[Aim of the exercise] Please return the full listing. Every line must match exactly.

>>>

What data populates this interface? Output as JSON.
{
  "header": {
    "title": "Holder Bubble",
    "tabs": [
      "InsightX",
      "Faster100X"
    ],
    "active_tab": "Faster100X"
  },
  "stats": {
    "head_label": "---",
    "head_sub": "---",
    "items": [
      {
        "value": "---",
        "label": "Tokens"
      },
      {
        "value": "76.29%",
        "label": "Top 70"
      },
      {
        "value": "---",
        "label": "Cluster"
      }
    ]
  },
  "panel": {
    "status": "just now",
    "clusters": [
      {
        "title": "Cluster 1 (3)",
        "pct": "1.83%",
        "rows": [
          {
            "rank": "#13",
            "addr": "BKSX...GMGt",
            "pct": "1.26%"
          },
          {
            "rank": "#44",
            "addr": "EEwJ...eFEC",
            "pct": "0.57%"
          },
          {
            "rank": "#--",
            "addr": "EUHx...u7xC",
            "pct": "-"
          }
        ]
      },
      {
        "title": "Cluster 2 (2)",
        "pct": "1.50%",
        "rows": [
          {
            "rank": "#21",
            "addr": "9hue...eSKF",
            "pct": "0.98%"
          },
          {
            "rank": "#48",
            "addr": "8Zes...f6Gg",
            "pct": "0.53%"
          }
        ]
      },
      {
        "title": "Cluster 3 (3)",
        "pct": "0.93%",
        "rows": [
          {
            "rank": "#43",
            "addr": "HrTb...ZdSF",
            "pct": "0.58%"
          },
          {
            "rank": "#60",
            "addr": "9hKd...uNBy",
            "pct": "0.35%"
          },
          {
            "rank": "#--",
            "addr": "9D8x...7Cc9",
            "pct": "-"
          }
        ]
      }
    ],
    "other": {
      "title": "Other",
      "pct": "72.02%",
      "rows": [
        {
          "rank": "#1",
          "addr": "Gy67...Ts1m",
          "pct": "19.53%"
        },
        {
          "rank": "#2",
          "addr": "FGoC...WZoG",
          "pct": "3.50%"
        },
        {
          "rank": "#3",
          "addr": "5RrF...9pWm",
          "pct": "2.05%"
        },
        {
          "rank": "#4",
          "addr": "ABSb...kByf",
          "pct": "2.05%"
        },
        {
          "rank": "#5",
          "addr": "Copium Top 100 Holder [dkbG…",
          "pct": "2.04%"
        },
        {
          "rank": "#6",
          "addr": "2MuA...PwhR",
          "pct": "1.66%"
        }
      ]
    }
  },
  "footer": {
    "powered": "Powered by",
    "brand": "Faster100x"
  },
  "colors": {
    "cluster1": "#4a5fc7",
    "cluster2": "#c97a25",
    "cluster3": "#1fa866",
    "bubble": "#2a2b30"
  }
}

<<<

[Expected answer]
What data populates this interface? Output as JSON.
{
  "header": {
    "title": "Holder Bubble",
    "tabs": [
      "InsightX",
      "Faster100X"
    ],
    "active_tab": "Faster100X"
  },
  "stats": {
    "head_label": "---",
    "head_sub": "---",
    "items": [
      {
        "value": "---",
        "label": "Tokens"
      },
      {
        "value": "76.29%",
        "label": "Top 70"
      },
      {
        "value": "---",
        "label": "Cluster"
      }
    ]
  },
  "panel": {
    "status": "just now",
    "clusters": [
      {
        "title": "Cluster 1 (3)",
        "pct": "1.83%",
        "rows": [
          {
            "rank": "#13",
            "addr": "BKSX...GMGt",
            "pct": "1.26%"
          },
          {
            "rank": "#44",
            "addr": "EEwJ...eFEC",
            "pct": "0.57%"
          },
          {
            "rank": "#--",
            "addr": "EUHx...u7xC",
            "pct": "-"
          }
        ]
      },
      {
        "title": "Cluster 2 (2)",
        "pct": "1.50%",
        "rows": [
          {
            "rank": "#21",
            "addr": "9hue...eSKF",
            "pct": "0.98%"
          },
          {
            "rank": "#48",
            "addr": "8Zes...f6Gg",
            "pct": "0.53%"
          }
        ]
      },
      {
        "title": "Cluster 3 (3)",
        "pct": "0.93%",
        "rows": [
          {
            "rank": "#43",
            "addr": "HrTb...ZdSF",
            "pct": "0.58%"
          },
          {
            "rank": "#60",
            "addr": "9hKd...uNBy",
            "pct": "0.35%"
          },
          {
            "rank": "#--",
            "addr": "9D8x...7Cc9",
            "pct": "-"
          }
        ]
      }
    ],
    "other": {
      "title": "Other",
      "pct": "72.02%",
      "rows": [
        {
          "rank": "#1",
          "addr": "Gy67...Ts1m",
          "pct": "19.53%"
        },
        {
          "rank": "#2",
          "addr": "FGoC...WZoG",
          "pct": "3.50%"
        },
        {
          "rank": "#3",
          "addr": "5RrF...9pWm",
          "pct": "2.05%"
        },
        {
          "rank": "#4",
          "addr": "ABSb...kByf",
          "pct": "2.05%"
        },
        {
          "rank": "#5",
          "addr": "Copium Top 100 Holder [dkbG…",
          "pct": "2.04%"
        },
        {
          "rank": "#6",
          "addr": "2MuA...PwhR",
          "pct": "1.66%"
        }
      ]
    }
  },
  "footer": {
    "powered": "Powered by",
    "brand": "Faster100x"
  },
  "colors": {
    "cluster1": "#4a5fc7",
    "cluster2": "#c97a25",
    "cluster3": "#1fa866",
    "bubble": "#2a2b30"
  }
}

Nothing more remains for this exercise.